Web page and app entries
---------------
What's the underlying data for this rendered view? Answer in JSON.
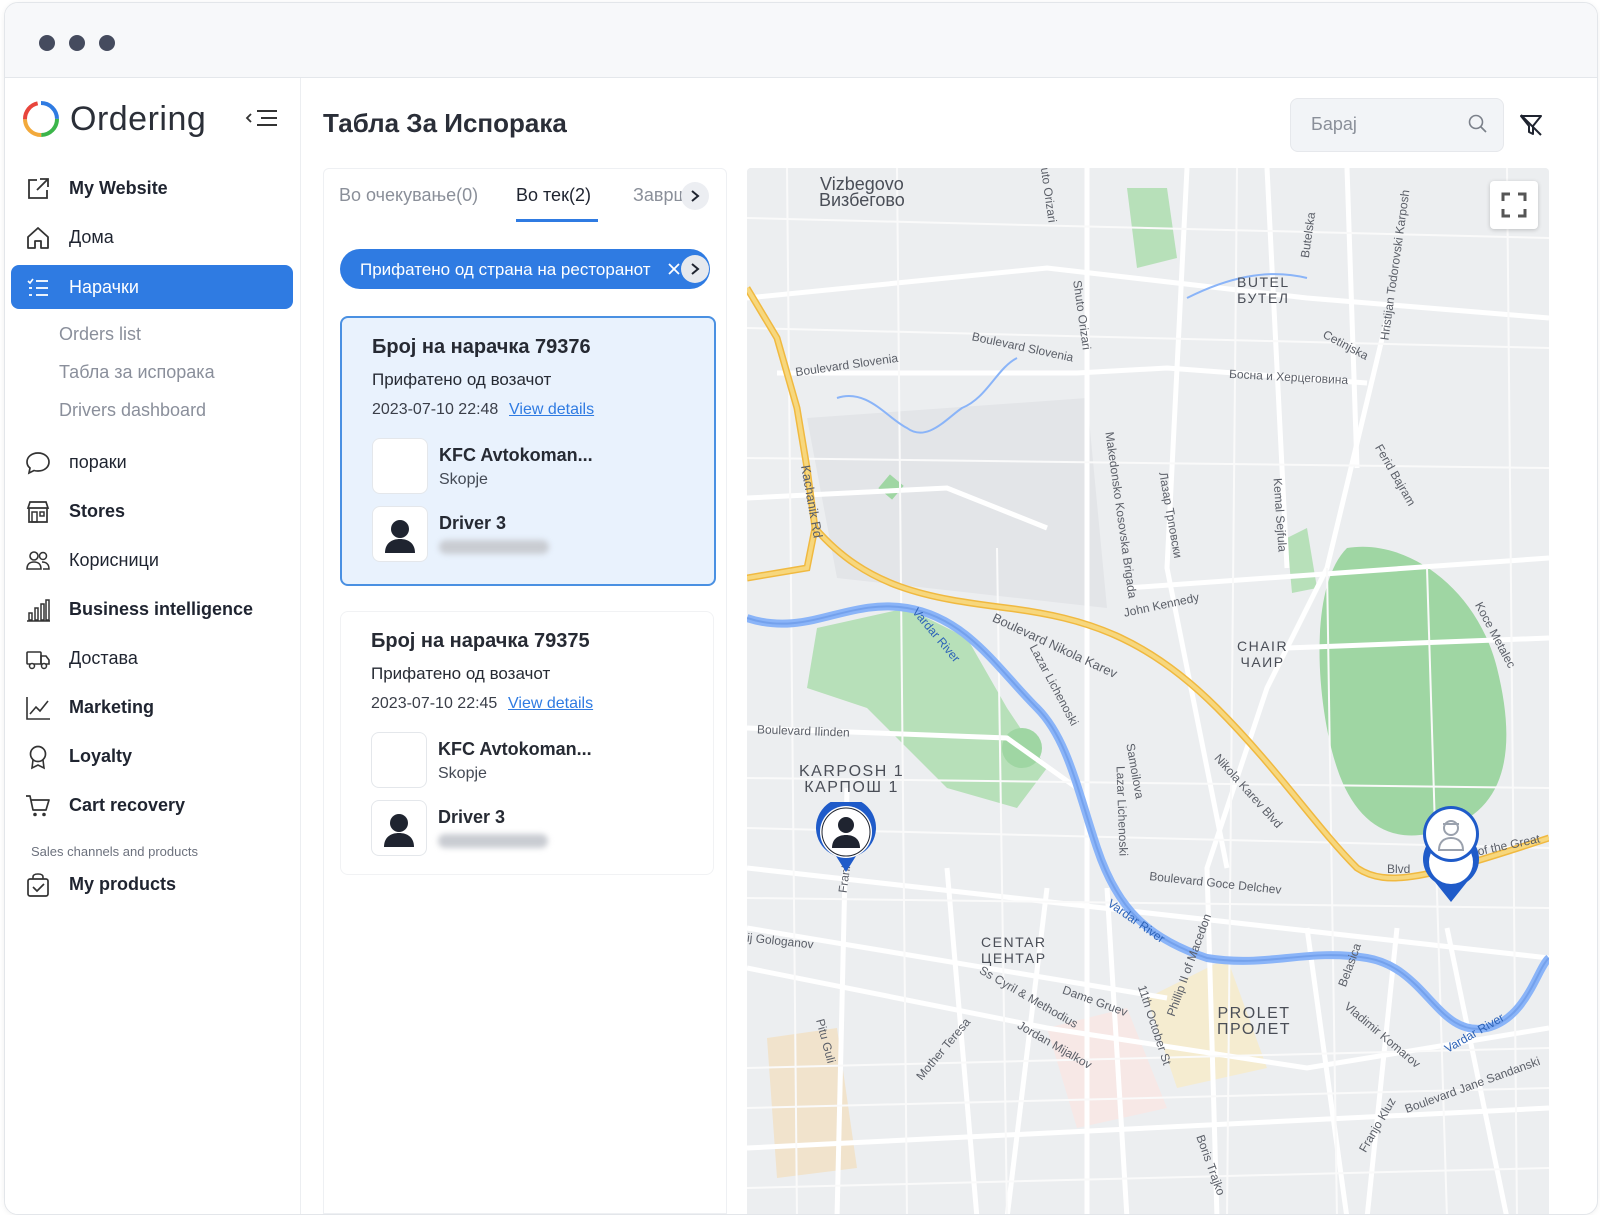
{
  "app": {
    "name": "Ordering"
  },
  "sidebar": {
    "top_items": [
      {
        "label": "My Website",
        "icon": "external-link-icon"
      },
      {
        "label": "Дома",
        "icon": "home-icon"
      },
      {
        "label": "Нарачки",
        "icon": "list-icon",
        "active": true
      }
    ],
    "sub_items": [
      "Orders list",
      "Табла за испорака",
      "Drivers dashboard"
    ],
    "items": [
      {
        "label": "пораки",
        "icon": "chat-bubble-icon"
      },
      {
        "label": "Stores",
        "icon": "store-icon"
      },
      {
        "label": "Корисници",
        "icon": "users-icon"
      },
      {
        "label": "Business intelligence",
        "icon": "bar-chart-icon"
      },
      {
        "label": "Достава",
        "icon": "truck-icon"
      },
      {
        "label": "Marketing",
        "icon": "line-chart-icon"
      },
      {
        "label": "Loyalty",
        "icon": "award-icon"
      },
      {
        "label": "Cart recovery",
        "icon": "cart-icon"
      }
    ],
    "section_label": "Sales channels and products",
    "bottom_items": [
      {
        "label": "My products",
        "icon": "bag-check-icon"
      }
    ]
  },
  "header": {
    "title": "Табла За Испорака",
    "search_placeholder": "Барај"
  },
  "tabs": [
    {
      "label": "Во очекување(0)",
      "active": false
    },
    {
      "label": "Во тек(2)",
      "active": true
    },
    {
      "label": "Заврш",
      "active": false
    }
  ],
  "filter_chip": {
    "label": "Прифатено од страна на ресторанот"
  },
  "orders": [
    {
      "title": "Број на нарачка 79376",
      "status": "Прифатено од возачот",
      "date": "2023-07-10 22:48",
      "link": "View details",
      "store": "KFC Avtokoman...",
      "city": "Skopje",
      "driver": "Driver 3",
      "selected": true
    },
    {
      "title": "Број на нарачка 79375",
      "status": "Прифатено од возачот",
      "date": "2023-07-10 22:45",
      "link": "View details",
      "store": "KFC Avtokoman...",
      "city": "Skopje",
      "driver": "Driver 3",
      "selected": false
    }
  ],
  "map": {
    "districts": [
      "Vizbegovo\nВизбегово",
      "BUTEL\nБУТЕЛ",
      "CHAIR\nЧАИР",
      "KARPOSH 1\nКАРПОШ 1",
      "CENTAR\nЦЕНТАР",
      "PROLET\nПРОЛЕТ"
    ],
    "streets": [
      "Boulevard Slovenia",
      "Boulevard Slovenia",
      "Боснa и Херцеговина",
      "Kachanik Rd",
      "Makedonsko Kosovska Brigada",
      "Лазар Трповски",
      "Kemal Sejfula",
      "Ferid Bajram",
      "Boulevard Nikola Karev",
      "John Kennedy",
      "Vardar River",
      "Lazar Lichenoski",
      "Boulevard Ilinden",
      "Samoilova",
      "Nikola Karev Blvd",
      "Boulevard Goce Delchev",
      "Vardar River",
      "Ss Cyril & Methodius",
      "Dame Gruev",
      "11th October St",
      "Mother Teresa",
      "Jordan Mijalkov",
      "Pitu Guli",
      "Vladimir Komarov",
      "Boulevard Jane Sandanski",
      "Vardar River",
      "Franjo Kluz",
      "Belasica",
      "Boris Trajko",
      "Frankli",
      "Shuto Orizari",
      "Cetinjska",
      "Butelska",
      "Hristijan Todorovski Karposh",
      "Koce Metalec",
      "of the Great",
      "Blvd",
      "Phillip II of Macedon",
      "ij Golog anov",
      "uto Orizari"
    ]
  },
  "colors": {
    "accent": "#2f7be2",
    "card_selected_bg": "#e9f2fd",
    "park": "#9fd6a3",
    "river": "#8ab4f8",
    "highway": "#f3c65f"
  }
}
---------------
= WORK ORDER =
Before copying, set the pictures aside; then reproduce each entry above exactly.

= OUTPUT OF THE TASK =
What's the underlying data for this rendered view? Answer in JSON.
{
  "app": {
    "name": "Ordering"
  },
  "sidebar": {
    "top_items": [
      {
        "label": "My Website",
        "icon": "external-link-icon"
      },
      {
        "label": "Дома",
        "icon": "home-icon"
      },
      {
        "label": "Нарачки",
        "icon": "list-icon",
        "active": true
      }
    ],
    "sub_items": [
      "Orders list",
      "Табла за испорака",
      "Drivers dashboard"
    ],
    "items": [
      {
        "label": "пораки",
        "icon": "chat-bubble-icon"
      },
      {
        "label": "Stores",
        "icon": "store-icon"
      },
      {
        "label": "Корисници",
        "icon": "users-icon"
      },
      {
        "label": "Business intelligence",
        "icon": "bar-chart-icon"
      },
      {
        "label": "Достава",
        "icon": "truck-icon"
      },
      {
        "label": "Marketing",
        "icon": "line-chart-icon"
      },
      {
        "label": "Loyalty",
        "icon": "award-icon"
      },
      {
        "label": "Cart recovery",
        "icon": "cart-icon"
      }
    ],
    "section_label": "Sales channels and products",
    "bottom_items": [
      {
        "label": "My products",
        "icon": "bag-check-icon"
      }
    ]
  },
  "header": {
    "title": "Табла За Испорака",
    "search_placeholder": "Барај"
  },
  "tabs": [
    {
      "label": "Во очекување(0)",
      "active": false
    },
    {
      "label": "Во тек(2)",
      "active": true
    },
    {
      "label": "Заврш",
      "active": false
    }
  ],
  "filter_chip": {
    "label": "Прифатено од страна на ресторанот"
  },
  "orders": [
    {
      "title": "Број на нарачка 79376",
      "status": "Прифатено од возачот",
      "date": "2023-07-10 22:48",
      "link": "View details",
      "store": "KFC Avtokoman...",
      "city": "Skopje",
      "driver": "Driver 3",
      "selected": true
    },
    {
      "title": "Број на нарачка 79375",
      "status": "Прифатено од возачот",
      "date": "2023-07-10 22:45",
      "link": "View details",
      "store": "KFC Avtokoman...",
      "city": "Skopje",
      "driver": "Driver 3",
      "selected": false
    }
  ],
  "map": {
    "districts": [
      "Vizbegovo\nВизбегово",
      "BUTEL\nБУТЕЛ",
      "CHAIR\nЧАИР",
      "KARPOSH 1\nКАРПОШ 1",
      "CENTAR\nЦЕНТАР",
      "PROLET\nПРОЛЕТ"
    ],
    "streets": [
      "Boulevard Slovenia",
      "Boulevard Slovenia",
      "Боснa и Херцеговина",
      "Kachanik Rd",
      "Makedonsko Kosovska Brigada",
      "Лазар Трповски",
      "Kemal Sejfula",
      "Ferid Bajram",
      "Boulevard Nikola Karev",
      "John Kennedy",
      "Vardar River",
      "Lazar Lichenoski",
      "Boulevard Ilinden",
      "Samoilova",
      "Nikola Karev Blvd",
      "Boulevard Goce Delchev",
      "Vardar River",
      "Ss Cyril & Methodius",
      "Dame Gruev",
      "11th October St",
      "Mother Teresa",
      "Jordan Mijalkov",
      "Pitu Guli",
      "Vladimir Komarov",
      "Boulevard Jane Sandanski",
      "Vardar River",
      "Franjo Kluz",
      "Belasica",
      "Boris Trajko",
      "Frankli",
      "Shuto Orizari",
      "Cetinjska",
      "Butelska",
      "Hristijan Todorovski Karposh",
      "Koce Metalec",
      "of the Great",
      "Blvd",
      "Phillip II of Macedon",
      "ij Golog anov",
      "uto Orizari"
    ]
  },
  "colors": {
    "accent": "#2f7be2",
    "card_selected_bg": "#e9f2fd",
    "park": "#9fd6a3",
    "river": "#8ab4f8",
    "highway": "#f3c65f"
  }
}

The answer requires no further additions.